On every line of the listing, check for "data"; copy the lines that have it.

——

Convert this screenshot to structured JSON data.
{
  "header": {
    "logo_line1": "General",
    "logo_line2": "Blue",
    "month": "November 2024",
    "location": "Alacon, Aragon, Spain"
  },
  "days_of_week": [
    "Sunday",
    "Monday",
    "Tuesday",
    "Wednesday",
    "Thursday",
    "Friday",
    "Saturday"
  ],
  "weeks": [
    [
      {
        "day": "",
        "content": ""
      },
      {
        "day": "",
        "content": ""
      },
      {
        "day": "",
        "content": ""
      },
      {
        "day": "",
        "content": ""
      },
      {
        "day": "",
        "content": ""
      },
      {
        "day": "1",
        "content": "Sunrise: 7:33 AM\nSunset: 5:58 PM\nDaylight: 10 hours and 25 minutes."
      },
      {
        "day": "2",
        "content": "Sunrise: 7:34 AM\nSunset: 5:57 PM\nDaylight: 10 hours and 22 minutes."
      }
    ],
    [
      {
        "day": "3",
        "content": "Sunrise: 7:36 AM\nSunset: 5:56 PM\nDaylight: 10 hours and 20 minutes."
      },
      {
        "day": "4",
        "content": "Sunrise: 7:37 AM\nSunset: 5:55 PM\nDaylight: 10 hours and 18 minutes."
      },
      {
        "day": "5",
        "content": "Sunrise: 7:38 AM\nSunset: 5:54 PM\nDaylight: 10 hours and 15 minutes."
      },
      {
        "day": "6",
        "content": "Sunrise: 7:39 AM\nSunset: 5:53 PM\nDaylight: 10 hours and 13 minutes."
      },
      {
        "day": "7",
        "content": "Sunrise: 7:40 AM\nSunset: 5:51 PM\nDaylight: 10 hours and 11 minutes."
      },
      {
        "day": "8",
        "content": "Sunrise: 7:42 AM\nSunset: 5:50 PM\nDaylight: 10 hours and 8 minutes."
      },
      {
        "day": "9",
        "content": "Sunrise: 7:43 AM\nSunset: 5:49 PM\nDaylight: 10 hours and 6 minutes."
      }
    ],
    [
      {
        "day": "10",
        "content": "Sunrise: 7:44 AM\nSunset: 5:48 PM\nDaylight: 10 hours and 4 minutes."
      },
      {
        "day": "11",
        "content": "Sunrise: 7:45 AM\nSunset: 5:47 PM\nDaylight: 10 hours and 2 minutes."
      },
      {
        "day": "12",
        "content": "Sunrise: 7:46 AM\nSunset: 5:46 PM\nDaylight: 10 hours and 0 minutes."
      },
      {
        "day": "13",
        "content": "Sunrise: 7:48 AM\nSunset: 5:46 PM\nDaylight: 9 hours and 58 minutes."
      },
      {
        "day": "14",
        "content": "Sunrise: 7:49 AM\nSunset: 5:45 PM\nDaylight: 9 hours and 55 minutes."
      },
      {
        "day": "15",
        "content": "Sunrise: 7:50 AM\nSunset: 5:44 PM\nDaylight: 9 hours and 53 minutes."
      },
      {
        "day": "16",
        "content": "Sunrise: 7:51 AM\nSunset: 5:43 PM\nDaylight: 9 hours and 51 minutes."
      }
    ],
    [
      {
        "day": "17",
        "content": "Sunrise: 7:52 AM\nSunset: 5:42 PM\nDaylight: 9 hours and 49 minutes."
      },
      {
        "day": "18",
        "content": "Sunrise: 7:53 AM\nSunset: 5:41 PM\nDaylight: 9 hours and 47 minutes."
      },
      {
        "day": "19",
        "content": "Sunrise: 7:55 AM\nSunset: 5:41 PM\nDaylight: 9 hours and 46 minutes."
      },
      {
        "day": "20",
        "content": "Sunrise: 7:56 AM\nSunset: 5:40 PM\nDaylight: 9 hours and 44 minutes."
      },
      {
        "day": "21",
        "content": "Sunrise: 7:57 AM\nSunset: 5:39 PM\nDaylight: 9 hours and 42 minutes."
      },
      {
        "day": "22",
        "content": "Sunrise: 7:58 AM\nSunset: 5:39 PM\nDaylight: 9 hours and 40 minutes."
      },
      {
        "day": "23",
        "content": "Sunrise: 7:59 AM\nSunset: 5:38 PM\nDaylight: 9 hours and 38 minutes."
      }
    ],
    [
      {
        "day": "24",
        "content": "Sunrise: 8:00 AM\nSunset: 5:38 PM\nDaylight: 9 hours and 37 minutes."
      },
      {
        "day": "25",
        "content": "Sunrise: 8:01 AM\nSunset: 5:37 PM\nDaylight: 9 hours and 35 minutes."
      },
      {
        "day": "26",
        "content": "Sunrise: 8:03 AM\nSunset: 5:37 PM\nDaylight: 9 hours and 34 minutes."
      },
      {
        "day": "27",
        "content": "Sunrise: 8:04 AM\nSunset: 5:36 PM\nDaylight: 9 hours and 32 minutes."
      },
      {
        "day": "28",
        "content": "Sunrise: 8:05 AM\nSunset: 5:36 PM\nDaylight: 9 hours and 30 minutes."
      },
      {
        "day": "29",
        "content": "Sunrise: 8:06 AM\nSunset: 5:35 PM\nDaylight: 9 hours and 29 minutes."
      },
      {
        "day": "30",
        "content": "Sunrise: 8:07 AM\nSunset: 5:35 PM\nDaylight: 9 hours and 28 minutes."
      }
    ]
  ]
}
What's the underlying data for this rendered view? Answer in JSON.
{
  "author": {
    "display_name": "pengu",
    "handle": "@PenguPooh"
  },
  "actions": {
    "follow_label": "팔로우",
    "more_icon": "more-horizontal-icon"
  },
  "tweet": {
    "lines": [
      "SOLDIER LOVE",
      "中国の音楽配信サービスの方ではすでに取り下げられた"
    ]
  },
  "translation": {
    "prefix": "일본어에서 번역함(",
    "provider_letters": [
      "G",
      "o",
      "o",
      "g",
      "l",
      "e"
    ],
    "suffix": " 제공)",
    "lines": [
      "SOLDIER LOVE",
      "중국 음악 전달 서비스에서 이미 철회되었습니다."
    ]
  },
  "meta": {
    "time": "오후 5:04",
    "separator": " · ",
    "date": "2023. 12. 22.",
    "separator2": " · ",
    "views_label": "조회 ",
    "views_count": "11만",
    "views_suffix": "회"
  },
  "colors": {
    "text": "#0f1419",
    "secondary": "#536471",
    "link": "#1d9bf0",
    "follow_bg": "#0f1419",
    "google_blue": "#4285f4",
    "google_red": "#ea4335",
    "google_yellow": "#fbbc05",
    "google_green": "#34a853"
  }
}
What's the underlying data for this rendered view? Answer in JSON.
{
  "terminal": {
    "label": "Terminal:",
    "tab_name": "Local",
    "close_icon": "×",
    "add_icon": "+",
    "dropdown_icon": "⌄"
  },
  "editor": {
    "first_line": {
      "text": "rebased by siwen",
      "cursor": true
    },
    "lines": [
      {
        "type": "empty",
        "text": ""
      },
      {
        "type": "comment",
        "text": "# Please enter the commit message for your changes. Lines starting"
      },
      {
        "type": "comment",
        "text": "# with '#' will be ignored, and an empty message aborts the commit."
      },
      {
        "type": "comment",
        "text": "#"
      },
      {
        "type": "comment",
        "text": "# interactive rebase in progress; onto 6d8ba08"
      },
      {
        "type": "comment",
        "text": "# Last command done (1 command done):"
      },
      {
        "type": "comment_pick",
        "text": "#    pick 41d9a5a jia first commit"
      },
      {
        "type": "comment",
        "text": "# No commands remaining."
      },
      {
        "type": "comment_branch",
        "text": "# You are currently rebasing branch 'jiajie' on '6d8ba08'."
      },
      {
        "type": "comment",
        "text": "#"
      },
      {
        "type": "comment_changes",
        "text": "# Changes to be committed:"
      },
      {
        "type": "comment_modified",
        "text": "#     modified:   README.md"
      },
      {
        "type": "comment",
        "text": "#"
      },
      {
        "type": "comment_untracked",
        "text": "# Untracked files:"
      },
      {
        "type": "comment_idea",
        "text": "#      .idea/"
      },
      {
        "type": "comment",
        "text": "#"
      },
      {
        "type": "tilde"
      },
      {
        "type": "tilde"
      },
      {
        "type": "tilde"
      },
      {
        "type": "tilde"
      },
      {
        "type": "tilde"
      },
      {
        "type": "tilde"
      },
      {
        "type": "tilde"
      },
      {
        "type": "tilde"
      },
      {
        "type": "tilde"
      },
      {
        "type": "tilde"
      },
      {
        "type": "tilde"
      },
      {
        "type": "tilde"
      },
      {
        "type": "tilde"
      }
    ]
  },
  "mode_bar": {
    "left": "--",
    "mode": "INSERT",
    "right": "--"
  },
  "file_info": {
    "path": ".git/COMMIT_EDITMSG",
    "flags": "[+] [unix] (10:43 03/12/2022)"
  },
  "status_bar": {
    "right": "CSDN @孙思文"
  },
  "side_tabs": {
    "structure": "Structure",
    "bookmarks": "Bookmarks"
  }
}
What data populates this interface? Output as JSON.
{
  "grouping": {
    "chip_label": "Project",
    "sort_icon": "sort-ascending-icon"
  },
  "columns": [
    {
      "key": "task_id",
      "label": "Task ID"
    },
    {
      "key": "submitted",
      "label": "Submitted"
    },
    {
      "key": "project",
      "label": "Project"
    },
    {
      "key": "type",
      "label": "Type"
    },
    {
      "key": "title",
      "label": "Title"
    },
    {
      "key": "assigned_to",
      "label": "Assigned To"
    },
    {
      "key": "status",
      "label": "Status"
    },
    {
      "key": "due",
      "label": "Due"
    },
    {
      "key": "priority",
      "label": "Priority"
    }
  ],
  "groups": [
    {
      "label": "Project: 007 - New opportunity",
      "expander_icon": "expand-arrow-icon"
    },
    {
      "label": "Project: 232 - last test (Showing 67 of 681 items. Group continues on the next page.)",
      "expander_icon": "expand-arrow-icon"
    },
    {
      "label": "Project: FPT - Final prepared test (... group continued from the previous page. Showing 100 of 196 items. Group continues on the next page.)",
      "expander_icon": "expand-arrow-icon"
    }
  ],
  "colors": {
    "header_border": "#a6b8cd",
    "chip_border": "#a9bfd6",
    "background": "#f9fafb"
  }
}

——

Task answer ▸
Convert this screenshot to structured JSON data.
What's the underlying data for this rendered view? Answer in JSON.
What's the underlying data for this rendered view? Answer in JSON.
What data populates this interface? Output as JSON.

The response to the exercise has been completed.